| EXERCISE AIM |
What lines of the data below hold the string "successfully"? Copy each one.

| LISTED RECORDS |
▬▬▬▬▬▬▬▬▬▬

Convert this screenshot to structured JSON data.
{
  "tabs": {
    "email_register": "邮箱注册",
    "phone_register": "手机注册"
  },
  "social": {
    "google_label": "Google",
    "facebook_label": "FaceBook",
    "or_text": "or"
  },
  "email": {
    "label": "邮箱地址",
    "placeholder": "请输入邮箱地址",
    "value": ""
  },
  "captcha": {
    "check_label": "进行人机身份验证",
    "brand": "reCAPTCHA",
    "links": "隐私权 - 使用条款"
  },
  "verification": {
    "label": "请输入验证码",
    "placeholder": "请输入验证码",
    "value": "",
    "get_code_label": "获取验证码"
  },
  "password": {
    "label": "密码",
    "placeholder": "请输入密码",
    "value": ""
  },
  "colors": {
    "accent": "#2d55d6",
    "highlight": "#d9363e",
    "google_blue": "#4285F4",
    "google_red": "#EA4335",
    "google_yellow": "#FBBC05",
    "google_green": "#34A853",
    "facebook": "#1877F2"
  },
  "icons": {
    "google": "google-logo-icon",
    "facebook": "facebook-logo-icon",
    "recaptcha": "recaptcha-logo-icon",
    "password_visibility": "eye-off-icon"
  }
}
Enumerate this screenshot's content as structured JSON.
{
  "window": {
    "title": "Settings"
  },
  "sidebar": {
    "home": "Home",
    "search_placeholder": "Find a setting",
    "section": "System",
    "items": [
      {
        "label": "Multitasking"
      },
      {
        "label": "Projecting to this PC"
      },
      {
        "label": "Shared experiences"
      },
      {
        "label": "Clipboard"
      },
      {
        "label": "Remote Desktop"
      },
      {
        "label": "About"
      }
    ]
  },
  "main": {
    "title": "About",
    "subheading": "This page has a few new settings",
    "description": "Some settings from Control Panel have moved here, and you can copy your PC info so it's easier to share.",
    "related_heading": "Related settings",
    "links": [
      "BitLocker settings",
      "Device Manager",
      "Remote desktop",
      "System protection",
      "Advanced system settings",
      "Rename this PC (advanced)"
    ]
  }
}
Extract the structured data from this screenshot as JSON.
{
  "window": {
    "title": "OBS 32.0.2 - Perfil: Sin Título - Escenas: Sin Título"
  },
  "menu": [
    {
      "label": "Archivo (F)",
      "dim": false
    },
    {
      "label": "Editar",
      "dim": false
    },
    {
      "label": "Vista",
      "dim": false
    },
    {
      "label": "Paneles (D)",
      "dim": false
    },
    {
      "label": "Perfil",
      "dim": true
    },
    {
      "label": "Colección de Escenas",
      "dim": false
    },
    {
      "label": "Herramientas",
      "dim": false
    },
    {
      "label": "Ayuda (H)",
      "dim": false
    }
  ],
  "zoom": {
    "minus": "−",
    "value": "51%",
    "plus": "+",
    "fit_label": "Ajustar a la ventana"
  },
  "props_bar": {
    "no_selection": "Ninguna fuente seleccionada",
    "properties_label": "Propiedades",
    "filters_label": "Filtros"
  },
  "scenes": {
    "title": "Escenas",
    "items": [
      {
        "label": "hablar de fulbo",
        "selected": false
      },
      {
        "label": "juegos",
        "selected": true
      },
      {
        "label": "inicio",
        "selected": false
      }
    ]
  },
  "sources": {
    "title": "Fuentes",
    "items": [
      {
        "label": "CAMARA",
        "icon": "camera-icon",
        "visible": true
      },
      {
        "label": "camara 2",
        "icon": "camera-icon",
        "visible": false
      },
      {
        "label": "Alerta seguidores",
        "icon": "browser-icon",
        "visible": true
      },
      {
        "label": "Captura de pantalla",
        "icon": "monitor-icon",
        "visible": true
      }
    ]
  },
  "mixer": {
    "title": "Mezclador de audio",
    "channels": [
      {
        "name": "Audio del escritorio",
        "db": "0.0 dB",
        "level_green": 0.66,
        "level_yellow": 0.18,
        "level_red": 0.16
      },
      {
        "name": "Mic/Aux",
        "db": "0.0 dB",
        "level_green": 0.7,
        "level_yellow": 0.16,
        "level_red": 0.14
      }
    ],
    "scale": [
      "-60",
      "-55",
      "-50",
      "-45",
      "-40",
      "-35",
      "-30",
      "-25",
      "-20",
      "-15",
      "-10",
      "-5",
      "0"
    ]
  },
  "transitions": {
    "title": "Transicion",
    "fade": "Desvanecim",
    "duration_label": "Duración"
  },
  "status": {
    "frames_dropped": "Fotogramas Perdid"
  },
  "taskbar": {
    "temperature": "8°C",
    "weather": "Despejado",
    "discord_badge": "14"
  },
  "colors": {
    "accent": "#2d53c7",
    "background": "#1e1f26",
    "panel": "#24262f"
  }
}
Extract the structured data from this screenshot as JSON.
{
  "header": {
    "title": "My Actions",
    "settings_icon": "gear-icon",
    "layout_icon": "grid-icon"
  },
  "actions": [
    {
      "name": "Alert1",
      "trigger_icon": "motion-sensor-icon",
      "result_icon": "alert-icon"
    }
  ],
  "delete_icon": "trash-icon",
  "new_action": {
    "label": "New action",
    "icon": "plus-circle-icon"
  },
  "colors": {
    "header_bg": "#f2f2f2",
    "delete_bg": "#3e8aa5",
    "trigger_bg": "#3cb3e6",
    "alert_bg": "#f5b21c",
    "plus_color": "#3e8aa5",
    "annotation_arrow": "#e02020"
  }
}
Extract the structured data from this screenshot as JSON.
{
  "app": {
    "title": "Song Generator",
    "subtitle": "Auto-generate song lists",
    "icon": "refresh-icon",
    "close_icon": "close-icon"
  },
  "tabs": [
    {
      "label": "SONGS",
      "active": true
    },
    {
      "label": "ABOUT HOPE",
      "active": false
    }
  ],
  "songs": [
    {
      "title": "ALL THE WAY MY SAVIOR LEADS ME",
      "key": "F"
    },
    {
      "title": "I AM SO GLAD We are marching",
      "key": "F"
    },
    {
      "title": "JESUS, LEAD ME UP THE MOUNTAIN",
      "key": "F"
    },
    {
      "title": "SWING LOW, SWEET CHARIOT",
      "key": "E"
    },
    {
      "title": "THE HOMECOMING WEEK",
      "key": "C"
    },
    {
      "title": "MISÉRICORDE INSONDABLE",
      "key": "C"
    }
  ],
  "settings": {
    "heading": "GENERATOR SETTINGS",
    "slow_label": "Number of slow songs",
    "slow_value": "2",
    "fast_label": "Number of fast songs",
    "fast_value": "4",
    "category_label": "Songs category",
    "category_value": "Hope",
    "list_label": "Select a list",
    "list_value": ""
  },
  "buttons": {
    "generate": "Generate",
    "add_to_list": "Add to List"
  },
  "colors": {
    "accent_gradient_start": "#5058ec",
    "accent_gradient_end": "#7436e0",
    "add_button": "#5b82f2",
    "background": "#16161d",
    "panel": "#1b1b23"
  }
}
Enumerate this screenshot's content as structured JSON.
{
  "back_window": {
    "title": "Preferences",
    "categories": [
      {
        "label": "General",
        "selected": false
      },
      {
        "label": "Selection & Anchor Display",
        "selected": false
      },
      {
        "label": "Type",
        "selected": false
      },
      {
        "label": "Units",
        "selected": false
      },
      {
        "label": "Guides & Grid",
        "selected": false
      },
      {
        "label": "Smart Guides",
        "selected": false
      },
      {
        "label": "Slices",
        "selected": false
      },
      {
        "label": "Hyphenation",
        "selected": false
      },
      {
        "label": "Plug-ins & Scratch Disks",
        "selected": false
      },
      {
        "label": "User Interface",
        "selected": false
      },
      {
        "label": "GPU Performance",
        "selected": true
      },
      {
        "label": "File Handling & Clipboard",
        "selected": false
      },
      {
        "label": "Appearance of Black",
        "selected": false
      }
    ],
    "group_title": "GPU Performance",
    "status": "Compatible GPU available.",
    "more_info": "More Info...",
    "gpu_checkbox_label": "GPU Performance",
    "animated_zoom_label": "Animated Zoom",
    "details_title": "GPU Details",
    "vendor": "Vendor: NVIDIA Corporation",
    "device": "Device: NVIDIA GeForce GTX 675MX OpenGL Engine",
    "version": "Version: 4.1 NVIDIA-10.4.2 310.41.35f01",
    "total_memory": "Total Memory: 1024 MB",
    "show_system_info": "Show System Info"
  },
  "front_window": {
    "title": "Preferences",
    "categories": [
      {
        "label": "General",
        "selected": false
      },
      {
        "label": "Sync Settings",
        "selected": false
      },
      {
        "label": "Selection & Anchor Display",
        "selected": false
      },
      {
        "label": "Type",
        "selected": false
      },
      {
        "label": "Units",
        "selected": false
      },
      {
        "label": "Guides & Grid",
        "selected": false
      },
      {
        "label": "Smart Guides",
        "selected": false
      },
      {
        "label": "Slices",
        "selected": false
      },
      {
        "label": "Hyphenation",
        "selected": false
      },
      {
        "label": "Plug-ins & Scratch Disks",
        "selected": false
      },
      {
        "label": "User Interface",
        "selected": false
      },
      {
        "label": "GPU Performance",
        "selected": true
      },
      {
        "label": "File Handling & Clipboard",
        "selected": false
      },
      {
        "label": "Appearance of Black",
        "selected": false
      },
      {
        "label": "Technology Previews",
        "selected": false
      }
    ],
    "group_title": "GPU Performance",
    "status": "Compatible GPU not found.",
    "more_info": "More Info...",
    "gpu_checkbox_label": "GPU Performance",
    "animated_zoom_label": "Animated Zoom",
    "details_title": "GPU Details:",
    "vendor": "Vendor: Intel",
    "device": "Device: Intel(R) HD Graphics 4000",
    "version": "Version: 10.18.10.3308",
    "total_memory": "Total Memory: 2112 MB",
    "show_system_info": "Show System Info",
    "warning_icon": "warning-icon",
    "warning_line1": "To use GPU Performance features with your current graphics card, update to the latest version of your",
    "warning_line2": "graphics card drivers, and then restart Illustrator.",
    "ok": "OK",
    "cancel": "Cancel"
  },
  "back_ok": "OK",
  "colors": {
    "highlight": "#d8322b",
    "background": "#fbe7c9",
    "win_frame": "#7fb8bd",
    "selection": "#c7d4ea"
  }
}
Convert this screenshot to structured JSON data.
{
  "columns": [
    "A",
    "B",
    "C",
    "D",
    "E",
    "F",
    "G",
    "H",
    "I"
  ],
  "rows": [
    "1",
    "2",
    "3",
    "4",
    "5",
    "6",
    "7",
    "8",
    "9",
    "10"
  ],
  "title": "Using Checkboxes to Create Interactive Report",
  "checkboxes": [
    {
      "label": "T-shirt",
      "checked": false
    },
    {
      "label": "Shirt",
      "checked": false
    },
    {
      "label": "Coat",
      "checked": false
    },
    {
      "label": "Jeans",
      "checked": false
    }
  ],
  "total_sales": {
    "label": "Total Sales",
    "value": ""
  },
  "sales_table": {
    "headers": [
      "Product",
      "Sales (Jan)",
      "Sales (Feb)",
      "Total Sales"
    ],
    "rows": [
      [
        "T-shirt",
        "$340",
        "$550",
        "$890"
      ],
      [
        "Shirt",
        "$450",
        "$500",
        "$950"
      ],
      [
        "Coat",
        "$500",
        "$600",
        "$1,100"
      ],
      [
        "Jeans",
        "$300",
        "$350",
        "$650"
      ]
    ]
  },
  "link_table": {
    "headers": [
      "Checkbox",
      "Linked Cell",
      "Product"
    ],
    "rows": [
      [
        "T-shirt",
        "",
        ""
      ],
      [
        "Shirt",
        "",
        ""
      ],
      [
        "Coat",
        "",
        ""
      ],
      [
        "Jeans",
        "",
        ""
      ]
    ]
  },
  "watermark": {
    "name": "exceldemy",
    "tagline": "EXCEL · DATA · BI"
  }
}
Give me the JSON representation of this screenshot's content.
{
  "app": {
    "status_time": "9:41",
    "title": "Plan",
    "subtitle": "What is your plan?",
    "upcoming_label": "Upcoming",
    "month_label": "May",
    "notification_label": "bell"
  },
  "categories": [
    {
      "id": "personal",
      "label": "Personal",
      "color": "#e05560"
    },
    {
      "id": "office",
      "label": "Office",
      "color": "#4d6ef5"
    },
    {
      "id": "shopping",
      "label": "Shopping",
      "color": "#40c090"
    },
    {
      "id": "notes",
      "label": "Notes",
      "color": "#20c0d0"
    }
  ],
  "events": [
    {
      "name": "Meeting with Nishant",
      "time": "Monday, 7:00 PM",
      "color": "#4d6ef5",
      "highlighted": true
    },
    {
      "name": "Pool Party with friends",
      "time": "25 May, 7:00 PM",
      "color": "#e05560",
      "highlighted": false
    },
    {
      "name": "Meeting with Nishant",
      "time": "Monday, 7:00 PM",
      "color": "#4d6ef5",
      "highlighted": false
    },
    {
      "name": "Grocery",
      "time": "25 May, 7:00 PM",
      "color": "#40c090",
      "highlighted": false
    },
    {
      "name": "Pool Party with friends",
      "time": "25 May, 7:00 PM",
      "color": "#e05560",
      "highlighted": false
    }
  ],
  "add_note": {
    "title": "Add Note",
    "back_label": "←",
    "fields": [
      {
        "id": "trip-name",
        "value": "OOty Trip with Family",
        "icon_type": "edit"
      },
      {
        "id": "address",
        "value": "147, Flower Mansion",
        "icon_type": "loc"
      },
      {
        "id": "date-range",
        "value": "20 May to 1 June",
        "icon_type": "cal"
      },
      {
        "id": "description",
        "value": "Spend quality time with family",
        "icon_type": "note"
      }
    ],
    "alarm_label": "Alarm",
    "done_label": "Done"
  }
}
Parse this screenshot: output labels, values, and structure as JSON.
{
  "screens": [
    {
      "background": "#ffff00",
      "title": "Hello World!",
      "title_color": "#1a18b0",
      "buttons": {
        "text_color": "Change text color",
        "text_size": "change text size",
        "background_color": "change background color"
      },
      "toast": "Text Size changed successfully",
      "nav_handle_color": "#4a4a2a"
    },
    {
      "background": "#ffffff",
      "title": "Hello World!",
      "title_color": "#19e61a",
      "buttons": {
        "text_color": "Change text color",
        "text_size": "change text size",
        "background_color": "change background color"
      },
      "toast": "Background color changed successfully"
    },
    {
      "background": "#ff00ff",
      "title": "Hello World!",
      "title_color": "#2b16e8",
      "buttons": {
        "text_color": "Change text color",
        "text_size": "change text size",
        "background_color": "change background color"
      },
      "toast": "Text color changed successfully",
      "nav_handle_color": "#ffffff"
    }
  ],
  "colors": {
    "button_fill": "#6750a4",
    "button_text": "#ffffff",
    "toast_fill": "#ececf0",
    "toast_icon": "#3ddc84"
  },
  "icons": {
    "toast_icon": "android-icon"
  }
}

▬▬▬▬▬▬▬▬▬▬

| TASK SOLUTION |
      "toast": "Text Size changed successfully",
      "toast": "Background color changed successfully"
      "toast": "Text color changed successfully",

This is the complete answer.